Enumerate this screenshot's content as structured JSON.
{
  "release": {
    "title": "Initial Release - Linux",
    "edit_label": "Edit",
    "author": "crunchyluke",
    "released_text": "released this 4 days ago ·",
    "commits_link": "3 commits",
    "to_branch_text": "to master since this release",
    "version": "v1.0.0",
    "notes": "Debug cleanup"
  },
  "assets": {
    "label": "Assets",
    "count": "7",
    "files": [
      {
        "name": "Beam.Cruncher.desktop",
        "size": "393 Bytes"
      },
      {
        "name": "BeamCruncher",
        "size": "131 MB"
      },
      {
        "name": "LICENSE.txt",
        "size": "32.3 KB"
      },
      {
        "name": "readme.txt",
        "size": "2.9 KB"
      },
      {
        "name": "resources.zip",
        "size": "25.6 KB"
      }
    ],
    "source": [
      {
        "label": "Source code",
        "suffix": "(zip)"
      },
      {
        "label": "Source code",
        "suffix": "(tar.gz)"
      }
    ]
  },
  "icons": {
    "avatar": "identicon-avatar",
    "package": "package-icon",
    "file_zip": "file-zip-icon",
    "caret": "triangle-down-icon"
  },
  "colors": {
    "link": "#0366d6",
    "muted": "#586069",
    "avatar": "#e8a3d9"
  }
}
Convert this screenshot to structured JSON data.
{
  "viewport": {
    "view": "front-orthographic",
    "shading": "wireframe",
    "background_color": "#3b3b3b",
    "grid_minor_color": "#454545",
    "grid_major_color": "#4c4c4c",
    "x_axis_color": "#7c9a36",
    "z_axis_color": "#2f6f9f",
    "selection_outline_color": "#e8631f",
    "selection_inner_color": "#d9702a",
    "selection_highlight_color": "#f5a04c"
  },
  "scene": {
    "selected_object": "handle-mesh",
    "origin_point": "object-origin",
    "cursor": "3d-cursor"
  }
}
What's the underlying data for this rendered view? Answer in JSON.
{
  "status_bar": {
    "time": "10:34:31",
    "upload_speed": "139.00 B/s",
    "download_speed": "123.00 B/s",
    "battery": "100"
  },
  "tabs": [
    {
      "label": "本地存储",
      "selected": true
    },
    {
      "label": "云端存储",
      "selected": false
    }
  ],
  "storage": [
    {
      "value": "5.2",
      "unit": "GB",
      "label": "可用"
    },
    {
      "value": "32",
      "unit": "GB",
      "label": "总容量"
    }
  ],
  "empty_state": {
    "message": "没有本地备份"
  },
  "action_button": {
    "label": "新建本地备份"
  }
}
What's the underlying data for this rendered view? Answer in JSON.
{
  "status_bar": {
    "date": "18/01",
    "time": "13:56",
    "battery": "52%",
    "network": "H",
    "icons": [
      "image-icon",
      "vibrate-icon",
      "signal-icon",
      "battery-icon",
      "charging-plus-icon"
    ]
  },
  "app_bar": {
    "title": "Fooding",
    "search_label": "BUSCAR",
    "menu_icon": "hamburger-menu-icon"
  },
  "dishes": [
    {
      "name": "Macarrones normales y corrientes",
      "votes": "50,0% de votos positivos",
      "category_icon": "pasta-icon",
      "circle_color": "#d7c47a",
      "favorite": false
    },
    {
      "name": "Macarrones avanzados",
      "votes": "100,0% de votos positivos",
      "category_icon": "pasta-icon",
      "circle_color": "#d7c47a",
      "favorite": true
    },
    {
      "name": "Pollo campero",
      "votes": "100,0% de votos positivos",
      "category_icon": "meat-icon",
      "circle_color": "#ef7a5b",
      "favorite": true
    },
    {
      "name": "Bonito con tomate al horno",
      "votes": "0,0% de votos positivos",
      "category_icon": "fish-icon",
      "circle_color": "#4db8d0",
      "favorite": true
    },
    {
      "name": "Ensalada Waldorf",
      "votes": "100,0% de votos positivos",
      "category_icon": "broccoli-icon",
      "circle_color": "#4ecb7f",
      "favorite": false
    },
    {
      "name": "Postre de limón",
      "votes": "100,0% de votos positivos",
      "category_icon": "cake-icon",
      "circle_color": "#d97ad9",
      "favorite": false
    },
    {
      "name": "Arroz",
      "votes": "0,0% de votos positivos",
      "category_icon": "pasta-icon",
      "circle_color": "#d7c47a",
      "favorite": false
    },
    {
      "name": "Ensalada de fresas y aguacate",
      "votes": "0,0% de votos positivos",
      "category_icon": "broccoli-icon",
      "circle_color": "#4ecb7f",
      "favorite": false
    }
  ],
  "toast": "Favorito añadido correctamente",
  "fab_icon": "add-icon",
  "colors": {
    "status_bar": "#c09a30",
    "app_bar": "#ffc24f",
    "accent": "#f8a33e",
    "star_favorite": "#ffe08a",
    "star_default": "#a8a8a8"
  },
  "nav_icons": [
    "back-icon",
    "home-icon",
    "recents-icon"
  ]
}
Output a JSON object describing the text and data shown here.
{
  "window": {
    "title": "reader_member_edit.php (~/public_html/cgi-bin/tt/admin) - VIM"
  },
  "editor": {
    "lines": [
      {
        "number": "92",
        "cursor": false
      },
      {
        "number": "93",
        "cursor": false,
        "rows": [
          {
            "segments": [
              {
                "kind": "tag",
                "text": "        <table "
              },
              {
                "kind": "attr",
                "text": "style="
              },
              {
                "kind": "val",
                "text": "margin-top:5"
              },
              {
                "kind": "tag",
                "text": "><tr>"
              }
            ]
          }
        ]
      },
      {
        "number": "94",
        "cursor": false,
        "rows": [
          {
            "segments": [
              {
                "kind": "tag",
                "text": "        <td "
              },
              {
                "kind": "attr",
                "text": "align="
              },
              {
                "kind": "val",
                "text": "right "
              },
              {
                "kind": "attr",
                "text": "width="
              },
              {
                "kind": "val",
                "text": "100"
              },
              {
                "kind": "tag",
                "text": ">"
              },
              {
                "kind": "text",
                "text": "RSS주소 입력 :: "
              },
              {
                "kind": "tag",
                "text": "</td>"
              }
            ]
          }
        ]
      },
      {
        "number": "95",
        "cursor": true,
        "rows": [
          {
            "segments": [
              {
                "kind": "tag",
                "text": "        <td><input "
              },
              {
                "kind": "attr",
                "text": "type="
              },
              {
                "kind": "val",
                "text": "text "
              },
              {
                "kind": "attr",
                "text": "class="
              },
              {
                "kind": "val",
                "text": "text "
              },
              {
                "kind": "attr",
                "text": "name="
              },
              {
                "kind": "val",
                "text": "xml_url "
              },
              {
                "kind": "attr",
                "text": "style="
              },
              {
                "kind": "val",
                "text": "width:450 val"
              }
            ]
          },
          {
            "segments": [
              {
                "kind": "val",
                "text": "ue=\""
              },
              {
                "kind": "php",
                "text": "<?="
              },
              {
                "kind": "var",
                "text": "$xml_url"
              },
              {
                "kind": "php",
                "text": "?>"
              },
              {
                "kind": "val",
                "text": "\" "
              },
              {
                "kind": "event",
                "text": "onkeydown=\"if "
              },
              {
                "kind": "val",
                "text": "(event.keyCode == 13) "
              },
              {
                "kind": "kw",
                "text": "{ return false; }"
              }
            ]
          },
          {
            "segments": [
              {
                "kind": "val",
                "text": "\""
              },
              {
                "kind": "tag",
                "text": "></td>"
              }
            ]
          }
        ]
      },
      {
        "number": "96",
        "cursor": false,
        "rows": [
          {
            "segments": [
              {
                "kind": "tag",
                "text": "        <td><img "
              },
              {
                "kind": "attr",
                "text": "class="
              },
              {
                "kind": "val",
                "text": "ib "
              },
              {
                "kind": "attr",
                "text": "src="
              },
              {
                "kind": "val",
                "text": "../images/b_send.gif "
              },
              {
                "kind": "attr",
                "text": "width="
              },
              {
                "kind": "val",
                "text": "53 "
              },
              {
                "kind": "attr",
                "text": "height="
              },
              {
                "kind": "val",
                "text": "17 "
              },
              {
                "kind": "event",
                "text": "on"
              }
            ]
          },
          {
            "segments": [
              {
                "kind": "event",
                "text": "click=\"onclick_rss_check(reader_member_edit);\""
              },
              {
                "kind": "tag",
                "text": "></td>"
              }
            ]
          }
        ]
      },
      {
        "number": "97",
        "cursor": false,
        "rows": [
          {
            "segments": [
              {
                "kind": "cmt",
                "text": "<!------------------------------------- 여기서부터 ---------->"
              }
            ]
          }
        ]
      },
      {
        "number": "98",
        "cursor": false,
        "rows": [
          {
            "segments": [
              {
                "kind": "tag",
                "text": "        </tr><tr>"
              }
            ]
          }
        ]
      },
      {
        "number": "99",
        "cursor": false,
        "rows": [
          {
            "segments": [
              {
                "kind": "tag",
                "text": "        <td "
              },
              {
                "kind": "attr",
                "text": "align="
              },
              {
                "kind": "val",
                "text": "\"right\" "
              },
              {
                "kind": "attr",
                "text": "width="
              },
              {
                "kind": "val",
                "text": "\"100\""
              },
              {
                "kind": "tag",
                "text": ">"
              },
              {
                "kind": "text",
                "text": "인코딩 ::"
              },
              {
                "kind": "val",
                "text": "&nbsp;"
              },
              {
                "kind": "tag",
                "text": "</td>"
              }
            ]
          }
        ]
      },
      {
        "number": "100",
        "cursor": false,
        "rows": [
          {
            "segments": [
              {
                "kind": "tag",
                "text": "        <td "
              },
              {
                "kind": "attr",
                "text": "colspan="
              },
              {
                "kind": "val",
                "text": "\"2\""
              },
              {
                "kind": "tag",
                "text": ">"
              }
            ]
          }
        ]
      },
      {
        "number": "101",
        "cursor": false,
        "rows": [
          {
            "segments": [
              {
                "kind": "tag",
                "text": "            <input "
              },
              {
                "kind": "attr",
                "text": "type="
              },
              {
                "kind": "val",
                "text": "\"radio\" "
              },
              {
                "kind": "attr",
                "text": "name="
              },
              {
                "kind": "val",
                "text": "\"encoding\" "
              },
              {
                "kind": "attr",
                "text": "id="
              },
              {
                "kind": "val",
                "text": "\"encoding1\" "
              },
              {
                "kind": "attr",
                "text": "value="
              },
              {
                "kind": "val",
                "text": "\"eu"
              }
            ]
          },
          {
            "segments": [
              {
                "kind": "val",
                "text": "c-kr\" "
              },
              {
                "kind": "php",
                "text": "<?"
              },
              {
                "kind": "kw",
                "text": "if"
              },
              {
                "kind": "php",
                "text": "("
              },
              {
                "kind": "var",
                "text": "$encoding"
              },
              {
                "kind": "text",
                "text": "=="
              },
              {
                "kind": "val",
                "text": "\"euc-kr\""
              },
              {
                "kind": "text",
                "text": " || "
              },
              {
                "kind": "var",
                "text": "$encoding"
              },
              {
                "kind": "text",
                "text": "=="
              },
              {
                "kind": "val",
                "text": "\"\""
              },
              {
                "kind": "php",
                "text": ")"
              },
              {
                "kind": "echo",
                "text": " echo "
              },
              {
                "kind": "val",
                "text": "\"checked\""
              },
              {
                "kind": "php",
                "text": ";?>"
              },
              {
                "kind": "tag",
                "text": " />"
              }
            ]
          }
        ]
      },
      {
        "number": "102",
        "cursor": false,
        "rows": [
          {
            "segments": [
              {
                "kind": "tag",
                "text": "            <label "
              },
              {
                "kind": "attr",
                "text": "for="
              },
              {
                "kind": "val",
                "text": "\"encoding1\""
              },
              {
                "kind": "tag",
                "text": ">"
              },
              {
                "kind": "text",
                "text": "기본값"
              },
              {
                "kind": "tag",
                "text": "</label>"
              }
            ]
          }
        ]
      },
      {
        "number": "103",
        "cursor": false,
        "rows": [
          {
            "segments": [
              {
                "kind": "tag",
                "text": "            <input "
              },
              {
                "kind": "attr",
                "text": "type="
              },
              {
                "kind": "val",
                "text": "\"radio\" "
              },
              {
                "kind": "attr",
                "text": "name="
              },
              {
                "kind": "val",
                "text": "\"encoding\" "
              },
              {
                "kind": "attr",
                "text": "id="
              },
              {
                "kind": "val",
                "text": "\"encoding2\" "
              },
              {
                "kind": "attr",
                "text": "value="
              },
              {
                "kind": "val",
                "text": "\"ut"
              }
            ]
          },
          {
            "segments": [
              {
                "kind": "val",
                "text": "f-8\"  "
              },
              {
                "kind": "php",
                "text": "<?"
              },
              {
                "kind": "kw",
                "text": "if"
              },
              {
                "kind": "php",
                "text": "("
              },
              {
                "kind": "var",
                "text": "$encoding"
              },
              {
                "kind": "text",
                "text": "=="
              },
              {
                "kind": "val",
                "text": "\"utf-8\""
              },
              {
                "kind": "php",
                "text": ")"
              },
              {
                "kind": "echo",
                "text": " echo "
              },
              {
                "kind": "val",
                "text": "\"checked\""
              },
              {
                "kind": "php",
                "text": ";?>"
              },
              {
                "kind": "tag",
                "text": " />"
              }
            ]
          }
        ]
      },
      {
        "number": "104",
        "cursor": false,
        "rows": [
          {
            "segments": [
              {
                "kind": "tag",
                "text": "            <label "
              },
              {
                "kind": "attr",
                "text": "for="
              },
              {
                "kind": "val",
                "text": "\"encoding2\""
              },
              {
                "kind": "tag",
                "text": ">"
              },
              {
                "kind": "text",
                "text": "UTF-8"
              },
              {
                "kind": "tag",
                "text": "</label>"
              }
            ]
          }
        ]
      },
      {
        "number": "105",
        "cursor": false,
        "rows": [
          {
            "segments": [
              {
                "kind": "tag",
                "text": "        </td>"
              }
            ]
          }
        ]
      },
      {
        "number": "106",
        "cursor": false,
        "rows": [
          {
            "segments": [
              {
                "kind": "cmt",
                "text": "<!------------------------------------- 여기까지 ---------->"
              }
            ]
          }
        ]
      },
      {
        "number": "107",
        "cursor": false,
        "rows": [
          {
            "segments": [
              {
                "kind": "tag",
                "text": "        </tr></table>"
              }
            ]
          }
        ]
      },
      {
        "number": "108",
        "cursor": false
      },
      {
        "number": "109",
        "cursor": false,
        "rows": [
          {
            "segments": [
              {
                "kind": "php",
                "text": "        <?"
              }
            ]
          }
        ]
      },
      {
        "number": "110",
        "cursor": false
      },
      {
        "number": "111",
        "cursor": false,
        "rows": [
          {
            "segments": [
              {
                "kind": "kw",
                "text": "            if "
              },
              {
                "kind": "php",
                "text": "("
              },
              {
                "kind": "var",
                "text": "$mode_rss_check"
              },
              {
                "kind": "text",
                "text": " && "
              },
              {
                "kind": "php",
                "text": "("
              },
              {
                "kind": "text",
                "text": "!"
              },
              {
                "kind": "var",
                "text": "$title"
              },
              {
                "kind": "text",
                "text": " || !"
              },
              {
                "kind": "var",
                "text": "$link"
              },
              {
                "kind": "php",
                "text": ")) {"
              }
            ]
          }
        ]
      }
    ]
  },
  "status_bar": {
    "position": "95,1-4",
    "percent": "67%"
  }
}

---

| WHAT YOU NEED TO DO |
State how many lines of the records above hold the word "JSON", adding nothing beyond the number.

| REPLY TO THE EXERCISE |
5